Massachusetts District Judge William Young used remarkably strong language to reject a motion to dismiss the suit, saying, “It is difficult to conceive of a complaint pled with more particularity than the one presented,” and “in many respects, if this complaint is not specific enough, no complaint is.” He added:
Essentially, the Plaintiffs invested in a company which promised to build the best mousetrap ever. When it was done, the mousetrap was ugly, did not catch mice, and, as word got out, people stopped buying.
The case was eventually settled for $12 million, without an admission of wrongdoing. In conversations with former regulators, some raised a question as to whether or not the Allaire Corporation case might prevent Circle officers from ever obtaining a banking license, given that charters are only given to persons of “good character and responsibility.” Opinions on the matter were very mixed.
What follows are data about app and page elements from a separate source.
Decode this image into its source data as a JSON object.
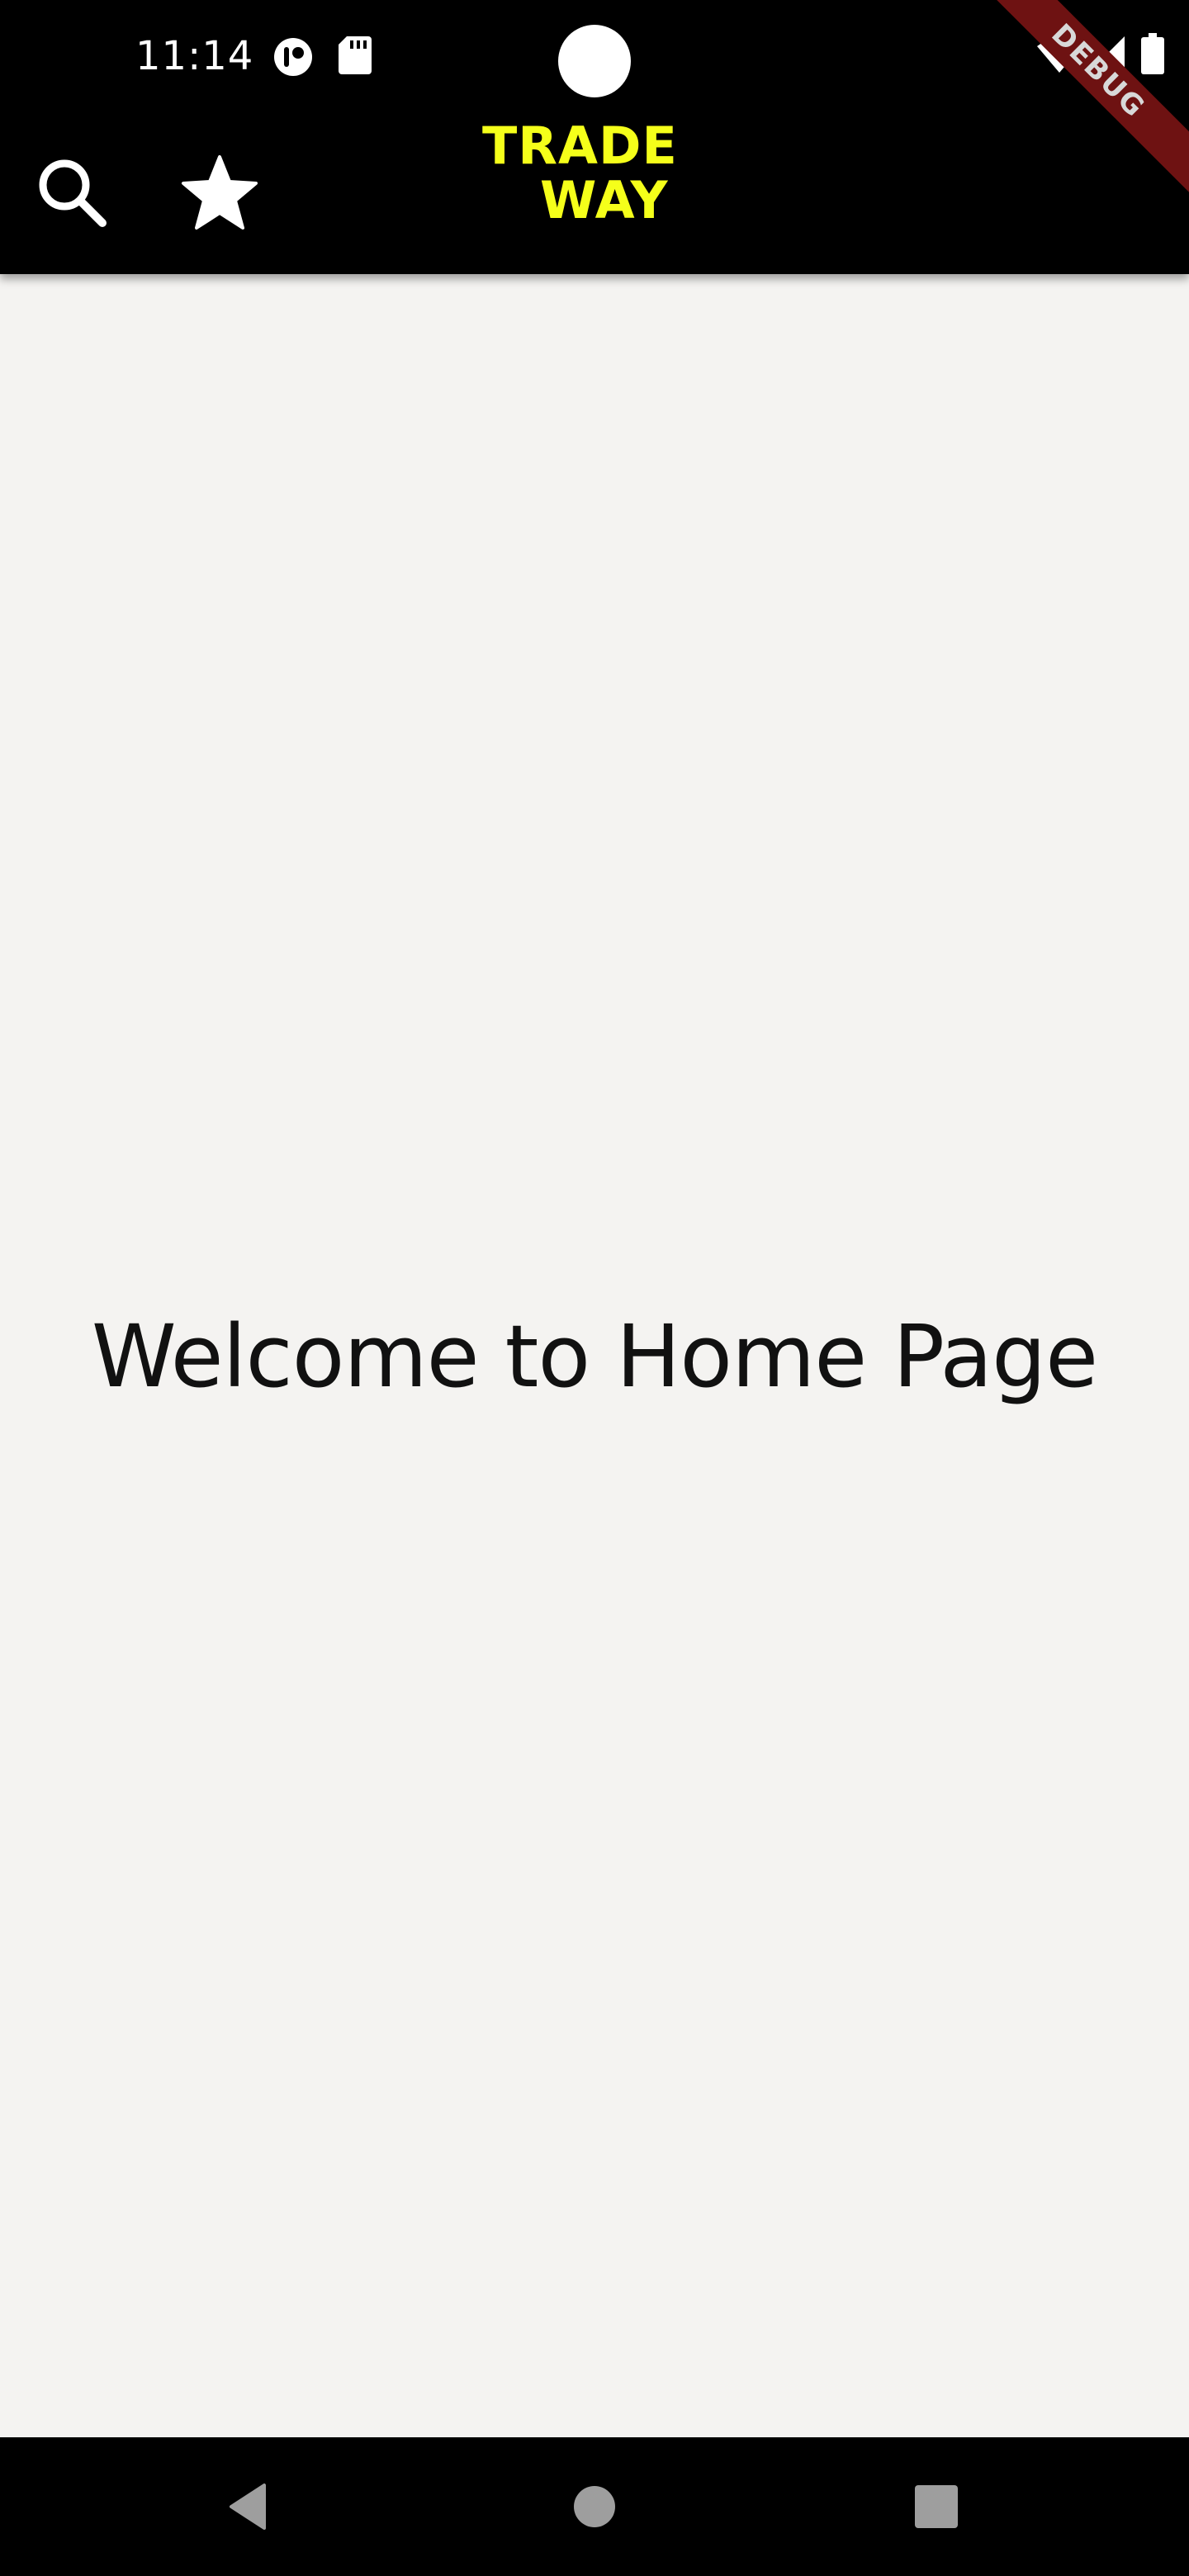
{
  "status_bar": {
    "time": "11:14",
    "icons": [
      "assistant-icon",
      "sd-card-icon",
      "wifi-icon",
      "signal-icon",
      "battery-icon"
    ]
  },
  "app_bar": {
    "search_icon": "search-icon",
    "favorite_icon": "star-icon",
    "logo_line1": "TRADE",
    "logo_line2": "WAY",
    "logo_color": "#f5ff1a"
  },
  "debug_banner": {
    "label": "DEBUG",
    "color": "#6e1212"
  },
  "main": {
    "welcome_text": "Welcome to Home Page",
    "background": "#f4f3f1"
  },
  "nav_bar": {
    "icons": [
      "back-icon",
      "home-icon",
      "recents-icon"
    ]
  }
}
However, it was certainly not a non-issue.
“Any case involving alleged fraud will be a matter of great concern to the banking regulators,” said former FDIC General Counsel Mike Krimminger. “If there were a settlement with no admission of guilt, there might be explanation that could be acceptable to regulators, but it will still be a real concern that could be fatal to an application.”
In any case, when asked this week why that old story shouldn’t make investors in a different, newer mousetrap nervous, a Circle spokesperson replied:
The case settled without any finding of wrongdoing… The defendants disputed the factual allegations, and as with the vast majority of securities class actions, the case settled. The factual allegations were never tested in court, and there is really nothing more to say about this 20 year old case.
In 2008, when reporters and investigators began pulling at the threads of terms like “fully hedged” or “triple-A tranche,” they often found there was almost no way to stop pulling, even if they wanted to. In fact, by the time people stopped pulling, the entire global financial system was basically a pile of string. It may very well be that the same experience awaits anyone who pulls at threads like “100% backed” or “secure wallet” or other such catch-phrases from any one of dozens of crypto companies. In other words, these issues may not be unique to Circle. But make no mistake: this is the definition of an “opaque ledger.” If every crypto company will struggle this badly to answer basic questions like Where’s your money?or What’s your risk?,the storm hasn’t even started yet.